Records supplied —
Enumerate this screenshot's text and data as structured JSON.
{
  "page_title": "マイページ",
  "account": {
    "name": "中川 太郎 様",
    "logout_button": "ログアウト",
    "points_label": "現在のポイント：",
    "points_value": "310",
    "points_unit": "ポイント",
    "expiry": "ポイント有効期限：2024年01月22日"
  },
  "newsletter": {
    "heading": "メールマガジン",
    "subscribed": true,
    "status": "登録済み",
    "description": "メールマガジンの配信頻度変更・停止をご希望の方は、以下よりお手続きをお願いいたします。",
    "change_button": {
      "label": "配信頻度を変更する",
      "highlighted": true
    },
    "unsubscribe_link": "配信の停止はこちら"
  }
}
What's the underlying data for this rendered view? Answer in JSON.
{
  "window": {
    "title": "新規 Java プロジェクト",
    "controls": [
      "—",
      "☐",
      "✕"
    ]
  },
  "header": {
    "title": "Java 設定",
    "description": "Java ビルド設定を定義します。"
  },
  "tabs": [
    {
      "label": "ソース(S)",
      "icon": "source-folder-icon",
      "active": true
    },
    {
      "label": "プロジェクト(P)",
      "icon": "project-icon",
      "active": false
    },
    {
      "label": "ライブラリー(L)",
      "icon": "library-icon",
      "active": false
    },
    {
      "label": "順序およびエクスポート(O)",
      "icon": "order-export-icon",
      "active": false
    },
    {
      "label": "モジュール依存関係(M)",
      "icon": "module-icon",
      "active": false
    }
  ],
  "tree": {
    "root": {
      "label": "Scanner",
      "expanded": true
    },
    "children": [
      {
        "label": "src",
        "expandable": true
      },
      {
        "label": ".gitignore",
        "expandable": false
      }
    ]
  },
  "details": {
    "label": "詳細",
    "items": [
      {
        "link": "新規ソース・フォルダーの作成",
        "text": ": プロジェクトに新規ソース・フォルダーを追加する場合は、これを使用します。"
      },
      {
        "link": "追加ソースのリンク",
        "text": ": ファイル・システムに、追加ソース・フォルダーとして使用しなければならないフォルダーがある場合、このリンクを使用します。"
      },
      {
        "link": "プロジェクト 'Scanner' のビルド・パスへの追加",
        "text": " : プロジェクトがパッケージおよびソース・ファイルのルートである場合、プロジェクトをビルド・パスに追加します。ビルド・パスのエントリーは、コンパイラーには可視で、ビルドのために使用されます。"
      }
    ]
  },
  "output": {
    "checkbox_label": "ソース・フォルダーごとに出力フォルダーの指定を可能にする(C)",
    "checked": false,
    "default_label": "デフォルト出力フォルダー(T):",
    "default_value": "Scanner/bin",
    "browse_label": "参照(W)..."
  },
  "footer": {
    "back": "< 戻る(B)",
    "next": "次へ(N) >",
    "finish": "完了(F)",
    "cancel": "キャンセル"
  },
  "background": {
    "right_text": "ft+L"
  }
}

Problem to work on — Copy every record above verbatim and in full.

Finished task —
Enumerate this screenshot's text and data as structured JSON.
{
  "page_title": "マイページ",
  "account": {
    "name": "中川 太郎 様",
    "logout_button": "ログアウト",
    "points_label": "現在のポイント：",
    "points_value": "310",
    "points_unit": "ポイント",
    "expiry": "ポイント有効期限：2024年01月22日"
  },
  "newsletter": {
    "heading": "メールマガジン",
    "subscribed": true,
    "status": "登録済み",
    "description": "メールマガジンの配信頻度変更・停止をご希望の方は、以下よりお手続きをお願いいたします。",
    "change_button": {
      "label": "配信頻度を変更する",
      "highlighted": true
    },
    "unsubscribe_link": "配信の停止はこちら"
  }
}
What's the underlying data for this rendered view? Answer in JSON.
{
  "window": {
    "title": "新規 Java プロジェクト",
    "controls": [
      "—",
      "☐",
      "✕"
    ]
  },
  "header": {
    "title": "Java 設定",
    "description": "Java ビルド設定を定義します。"
  },
  "tabs": [
    {
      "label": "ソース(S)",
      "icon": "source-folder-icon",
      "active": true
    },
    {
      "label": "プロジェクト(P)",
      "icon": "project-icon",
      "active": false
    },
    {
      "label": "ライブラリー(L)",
      "icon": "library-icon",
      "active": false
    },
    {
      "label": "順序およびエクスポート(O)",
      "icon": "order-export-icon",
      "active": false
    },
    {
      "label": "モジュール依存関係(M)",
      "icon": "module-icon",
      "active": false
    }
  ],
  "tree": {
    "root": {
      "label": "Scanner",
      "expanded": true
    },
    "children": [
      {
        "label": "src",
        "expandable": true
      },
      {
        "label": ".gitignore",
        "expandable": false
      }
    ]
  },
  "details": {
    "label": "詳細",
    "items": [
      {
        "link": "新規ソース・フォルダーの作成",
        "text": ": プロジェクトに新規ソース・フォルダーを追加する場合は、これを使用します。"
      },
      {
        "link": "追加ソースのリンク",
        "text": ": ファイル・システムに、追加ソース・フォルダーとして使用しなければならないフォルダーがある場合、このリンクを使用します。"
      },
      {
        "link": "プロジェクト 'Scanner' のビルド・パスへの追加",
        "text": " : プロジェクトがパッケージおよびソース・ファイルのルートである場合、プロジェクトをビルド・パスに追加します。ビルド・パスのエントリーは、コンパイラーには可視で、ビルドのために使用されます。"
      }
    ]
  },
  "output": {
    "checkbox_label": "ソース・フォルダーごとに出力フォルダーの指定を可能にする(C)",
    "checked": false,
    "default_label": "デフォルト出力フォルダー(T):",
    "default_value": "Scanner/bin",
    "browse_label": "参照(W)..."
  },
  "footer": {
    "back": "< 戻る(B)",
    "next": "次へ(N) >",
    "finish": "完了(F)",
    "cancel": "キャンセル"
  },
  "background": {
    "right_text": "ft+L"
  }
}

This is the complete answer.